PROBLEM REQUIREMENTS |
Report each line of the entries that contains the word "lệnh", copied in full.

INPUT RECORDS |
=====

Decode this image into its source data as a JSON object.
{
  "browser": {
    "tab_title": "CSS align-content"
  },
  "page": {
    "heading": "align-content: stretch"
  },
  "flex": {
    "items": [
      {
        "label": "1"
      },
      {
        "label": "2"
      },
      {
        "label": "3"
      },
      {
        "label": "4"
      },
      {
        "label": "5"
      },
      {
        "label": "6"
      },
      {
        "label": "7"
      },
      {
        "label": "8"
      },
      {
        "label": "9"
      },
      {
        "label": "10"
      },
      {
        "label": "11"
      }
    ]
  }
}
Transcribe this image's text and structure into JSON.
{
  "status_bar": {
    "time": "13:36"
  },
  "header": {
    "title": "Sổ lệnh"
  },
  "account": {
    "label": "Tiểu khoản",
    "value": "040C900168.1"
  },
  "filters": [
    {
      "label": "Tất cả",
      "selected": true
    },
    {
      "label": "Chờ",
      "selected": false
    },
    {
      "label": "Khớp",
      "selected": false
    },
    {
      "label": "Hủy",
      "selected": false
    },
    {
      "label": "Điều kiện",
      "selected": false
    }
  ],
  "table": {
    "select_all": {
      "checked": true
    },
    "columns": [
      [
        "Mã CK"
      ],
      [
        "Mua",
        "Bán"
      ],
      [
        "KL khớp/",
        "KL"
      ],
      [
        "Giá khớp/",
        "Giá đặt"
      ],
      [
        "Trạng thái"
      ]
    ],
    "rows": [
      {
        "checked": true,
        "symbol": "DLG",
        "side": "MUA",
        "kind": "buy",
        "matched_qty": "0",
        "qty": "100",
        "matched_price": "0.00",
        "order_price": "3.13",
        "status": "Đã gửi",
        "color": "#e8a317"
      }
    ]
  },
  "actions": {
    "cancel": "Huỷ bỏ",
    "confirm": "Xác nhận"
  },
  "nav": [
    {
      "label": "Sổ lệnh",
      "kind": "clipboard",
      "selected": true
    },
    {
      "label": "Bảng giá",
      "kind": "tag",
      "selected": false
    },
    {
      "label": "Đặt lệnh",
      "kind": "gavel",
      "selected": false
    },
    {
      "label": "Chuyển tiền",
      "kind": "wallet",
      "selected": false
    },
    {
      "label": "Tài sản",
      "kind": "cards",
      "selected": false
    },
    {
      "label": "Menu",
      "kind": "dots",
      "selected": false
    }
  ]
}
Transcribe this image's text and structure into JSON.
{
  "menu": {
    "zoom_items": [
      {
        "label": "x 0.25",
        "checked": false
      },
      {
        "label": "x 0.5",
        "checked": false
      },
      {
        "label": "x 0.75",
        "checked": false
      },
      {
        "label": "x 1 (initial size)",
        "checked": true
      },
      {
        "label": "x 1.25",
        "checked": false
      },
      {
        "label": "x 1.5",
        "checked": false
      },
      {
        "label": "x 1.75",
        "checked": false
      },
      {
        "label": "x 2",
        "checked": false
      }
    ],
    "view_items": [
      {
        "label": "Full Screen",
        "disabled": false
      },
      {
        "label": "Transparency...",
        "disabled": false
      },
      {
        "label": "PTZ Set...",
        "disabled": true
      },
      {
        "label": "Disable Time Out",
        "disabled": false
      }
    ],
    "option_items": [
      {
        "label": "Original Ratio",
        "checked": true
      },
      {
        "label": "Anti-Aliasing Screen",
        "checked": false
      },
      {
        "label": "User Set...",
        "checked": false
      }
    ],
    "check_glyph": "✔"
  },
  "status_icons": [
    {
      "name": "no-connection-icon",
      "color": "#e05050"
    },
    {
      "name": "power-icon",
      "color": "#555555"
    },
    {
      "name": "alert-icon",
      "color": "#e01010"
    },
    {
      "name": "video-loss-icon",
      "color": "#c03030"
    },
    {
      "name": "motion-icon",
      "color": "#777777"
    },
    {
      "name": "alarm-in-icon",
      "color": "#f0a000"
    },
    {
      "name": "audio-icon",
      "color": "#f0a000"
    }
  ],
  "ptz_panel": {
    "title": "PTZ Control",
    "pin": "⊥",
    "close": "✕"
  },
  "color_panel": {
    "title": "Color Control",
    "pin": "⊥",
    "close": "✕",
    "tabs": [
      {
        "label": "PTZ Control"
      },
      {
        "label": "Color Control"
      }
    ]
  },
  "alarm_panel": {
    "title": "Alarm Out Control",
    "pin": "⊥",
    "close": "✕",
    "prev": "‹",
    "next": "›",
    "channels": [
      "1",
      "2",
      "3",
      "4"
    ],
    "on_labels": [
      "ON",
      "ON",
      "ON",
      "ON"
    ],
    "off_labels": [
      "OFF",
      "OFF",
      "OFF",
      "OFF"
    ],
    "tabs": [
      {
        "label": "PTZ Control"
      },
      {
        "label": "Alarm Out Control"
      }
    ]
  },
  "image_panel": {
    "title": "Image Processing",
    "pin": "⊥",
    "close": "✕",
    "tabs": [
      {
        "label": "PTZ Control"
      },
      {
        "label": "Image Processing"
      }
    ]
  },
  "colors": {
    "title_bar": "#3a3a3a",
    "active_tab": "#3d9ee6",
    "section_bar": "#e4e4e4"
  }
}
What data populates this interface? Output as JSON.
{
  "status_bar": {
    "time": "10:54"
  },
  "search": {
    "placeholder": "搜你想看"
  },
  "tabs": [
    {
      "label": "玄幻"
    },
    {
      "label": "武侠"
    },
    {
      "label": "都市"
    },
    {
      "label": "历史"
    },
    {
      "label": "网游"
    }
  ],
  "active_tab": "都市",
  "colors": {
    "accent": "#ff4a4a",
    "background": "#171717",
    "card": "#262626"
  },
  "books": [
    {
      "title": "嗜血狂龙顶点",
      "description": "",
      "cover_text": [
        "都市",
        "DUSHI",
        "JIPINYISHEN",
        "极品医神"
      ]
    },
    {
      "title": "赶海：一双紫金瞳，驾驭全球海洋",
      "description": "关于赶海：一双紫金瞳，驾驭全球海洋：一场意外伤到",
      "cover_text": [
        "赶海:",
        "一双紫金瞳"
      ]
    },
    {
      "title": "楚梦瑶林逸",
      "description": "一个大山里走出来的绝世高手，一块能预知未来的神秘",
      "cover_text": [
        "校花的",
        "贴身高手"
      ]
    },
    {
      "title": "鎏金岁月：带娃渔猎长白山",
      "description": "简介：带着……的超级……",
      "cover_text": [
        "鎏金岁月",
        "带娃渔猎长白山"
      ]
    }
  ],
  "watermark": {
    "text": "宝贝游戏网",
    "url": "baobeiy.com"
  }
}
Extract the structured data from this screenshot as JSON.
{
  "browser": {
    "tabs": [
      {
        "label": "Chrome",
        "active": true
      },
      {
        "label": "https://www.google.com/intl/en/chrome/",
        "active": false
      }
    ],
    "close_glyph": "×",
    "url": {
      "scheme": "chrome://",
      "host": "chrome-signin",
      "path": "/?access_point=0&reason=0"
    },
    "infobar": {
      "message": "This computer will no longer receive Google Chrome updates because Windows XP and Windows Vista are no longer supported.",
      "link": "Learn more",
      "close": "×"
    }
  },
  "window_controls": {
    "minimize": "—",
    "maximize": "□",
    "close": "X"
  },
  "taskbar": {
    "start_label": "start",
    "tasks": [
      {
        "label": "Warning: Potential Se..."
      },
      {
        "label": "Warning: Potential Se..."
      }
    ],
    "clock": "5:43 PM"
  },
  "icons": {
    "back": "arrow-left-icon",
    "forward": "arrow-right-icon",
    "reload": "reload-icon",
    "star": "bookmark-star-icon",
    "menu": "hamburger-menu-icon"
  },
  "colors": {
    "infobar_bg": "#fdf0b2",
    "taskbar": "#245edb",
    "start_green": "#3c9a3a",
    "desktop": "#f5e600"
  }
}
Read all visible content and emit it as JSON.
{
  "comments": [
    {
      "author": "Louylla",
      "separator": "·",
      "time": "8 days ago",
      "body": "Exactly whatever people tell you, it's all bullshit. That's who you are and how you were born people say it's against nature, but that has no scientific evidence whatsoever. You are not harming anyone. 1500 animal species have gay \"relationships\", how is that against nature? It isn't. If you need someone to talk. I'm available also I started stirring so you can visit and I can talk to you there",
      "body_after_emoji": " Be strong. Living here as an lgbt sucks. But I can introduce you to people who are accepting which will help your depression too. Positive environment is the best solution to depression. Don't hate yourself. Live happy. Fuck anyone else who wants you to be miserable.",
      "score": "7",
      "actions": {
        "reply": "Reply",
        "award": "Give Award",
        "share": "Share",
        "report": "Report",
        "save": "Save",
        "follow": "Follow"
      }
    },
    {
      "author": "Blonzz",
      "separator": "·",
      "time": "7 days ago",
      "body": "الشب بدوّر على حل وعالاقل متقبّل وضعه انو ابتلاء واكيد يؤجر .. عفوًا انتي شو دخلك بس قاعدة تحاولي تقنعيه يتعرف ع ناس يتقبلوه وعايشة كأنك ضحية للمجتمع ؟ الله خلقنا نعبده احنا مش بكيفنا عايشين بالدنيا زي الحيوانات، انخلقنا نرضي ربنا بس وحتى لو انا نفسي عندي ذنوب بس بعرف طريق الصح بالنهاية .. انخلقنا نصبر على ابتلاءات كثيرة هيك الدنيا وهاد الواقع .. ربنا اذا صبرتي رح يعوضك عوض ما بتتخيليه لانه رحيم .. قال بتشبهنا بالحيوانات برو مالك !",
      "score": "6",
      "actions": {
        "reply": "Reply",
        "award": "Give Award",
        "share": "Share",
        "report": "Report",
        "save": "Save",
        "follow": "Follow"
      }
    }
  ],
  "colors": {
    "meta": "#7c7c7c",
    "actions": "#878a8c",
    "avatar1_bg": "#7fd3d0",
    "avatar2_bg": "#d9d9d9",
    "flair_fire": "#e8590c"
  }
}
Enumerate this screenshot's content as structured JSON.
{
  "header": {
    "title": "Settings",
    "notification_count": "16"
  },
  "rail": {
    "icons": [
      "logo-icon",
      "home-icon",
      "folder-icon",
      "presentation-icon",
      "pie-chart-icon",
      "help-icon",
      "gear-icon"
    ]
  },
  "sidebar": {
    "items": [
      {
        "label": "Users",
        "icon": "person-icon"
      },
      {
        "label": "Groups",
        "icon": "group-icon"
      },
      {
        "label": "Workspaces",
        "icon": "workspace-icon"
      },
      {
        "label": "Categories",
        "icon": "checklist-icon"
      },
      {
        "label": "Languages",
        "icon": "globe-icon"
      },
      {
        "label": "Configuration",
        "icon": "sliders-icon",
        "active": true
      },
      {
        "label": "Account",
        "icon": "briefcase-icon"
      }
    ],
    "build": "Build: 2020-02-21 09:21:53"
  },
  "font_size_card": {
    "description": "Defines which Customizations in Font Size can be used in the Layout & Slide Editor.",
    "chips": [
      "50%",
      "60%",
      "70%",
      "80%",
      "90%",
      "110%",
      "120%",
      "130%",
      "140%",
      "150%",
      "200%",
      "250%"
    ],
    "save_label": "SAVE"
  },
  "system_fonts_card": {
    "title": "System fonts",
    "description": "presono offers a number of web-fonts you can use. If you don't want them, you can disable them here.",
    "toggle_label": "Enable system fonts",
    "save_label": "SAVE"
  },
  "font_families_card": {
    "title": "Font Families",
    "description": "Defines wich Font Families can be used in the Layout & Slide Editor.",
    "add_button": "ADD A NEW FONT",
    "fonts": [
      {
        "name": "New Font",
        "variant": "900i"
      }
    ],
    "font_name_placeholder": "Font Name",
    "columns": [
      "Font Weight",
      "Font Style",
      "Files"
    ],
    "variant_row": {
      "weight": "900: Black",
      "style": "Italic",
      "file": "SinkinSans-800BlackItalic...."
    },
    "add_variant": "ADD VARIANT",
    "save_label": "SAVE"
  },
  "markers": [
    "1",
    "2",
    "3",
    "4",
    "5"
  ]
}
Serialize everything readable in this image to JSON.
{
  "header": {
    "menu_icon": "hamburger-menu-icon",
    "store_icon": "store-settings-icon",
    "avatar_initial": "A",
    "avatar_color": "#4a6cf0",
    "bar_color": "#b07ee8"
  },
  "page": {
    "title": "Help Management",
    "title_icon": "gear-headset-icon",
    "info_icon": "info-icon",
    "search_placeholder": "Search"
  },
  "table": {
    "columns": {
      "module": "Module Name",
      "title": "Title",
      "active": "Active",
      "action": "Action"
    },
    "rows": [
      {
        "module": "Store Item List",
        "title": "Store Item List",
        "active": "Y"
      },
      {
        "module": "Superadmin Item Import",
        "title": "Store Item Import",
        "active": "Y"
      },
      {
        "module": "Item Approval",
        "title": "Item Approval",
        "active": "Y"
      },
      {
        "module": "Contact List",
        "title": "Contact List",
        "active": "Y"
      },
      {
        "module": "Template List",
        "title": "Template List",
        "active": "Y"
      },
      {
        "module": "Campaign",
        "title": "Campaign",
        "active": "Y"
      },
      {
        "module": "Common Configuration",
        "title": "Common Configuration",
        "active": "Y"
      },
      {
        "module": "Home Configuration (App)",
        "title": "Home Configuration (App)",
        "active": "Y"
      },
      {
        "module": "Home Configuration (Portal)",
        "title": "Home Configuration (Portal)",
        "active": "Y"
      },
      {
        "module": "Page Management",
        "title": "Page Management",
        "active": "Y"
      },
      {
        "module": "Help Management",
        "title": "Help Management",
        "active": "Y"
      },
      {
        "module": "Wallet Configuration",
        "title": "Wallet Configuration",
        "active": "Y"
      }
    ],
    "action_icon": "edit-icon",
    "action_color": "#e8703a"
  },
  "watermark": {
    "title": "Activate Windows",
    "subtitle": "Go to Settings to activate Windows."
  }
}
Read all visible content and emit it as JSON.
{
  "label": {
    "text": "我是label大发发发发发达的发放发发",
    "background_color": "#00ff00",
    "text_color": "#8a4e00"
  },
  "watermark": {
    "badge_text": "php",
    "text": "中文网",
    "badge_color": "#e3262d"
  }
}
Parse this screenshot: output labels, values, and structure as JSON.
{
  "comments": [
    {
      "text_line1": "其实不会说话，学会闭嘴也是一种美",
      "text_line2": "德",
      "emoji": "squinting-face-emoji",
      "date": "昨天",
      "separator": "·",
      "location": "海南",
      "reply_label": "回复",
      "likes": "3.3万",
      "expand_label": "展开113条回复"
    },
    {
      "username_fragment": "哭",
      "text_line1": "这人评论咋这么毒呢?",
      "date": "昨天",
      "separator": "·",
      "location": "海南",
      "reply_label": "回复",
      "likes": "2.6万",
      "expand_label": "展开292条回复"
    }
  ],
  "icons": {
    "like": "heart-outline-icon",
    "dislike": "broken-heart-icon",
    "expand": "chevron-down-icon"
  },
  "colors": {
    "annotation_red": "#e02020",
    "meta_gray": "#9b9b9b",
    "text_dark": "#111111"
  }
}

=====

RESPONSE TO THIS EXERCISE |
    "title": "Sổ lệnh"
      "label": "Sổ lệnh",
      "label": "Đặt lệnh",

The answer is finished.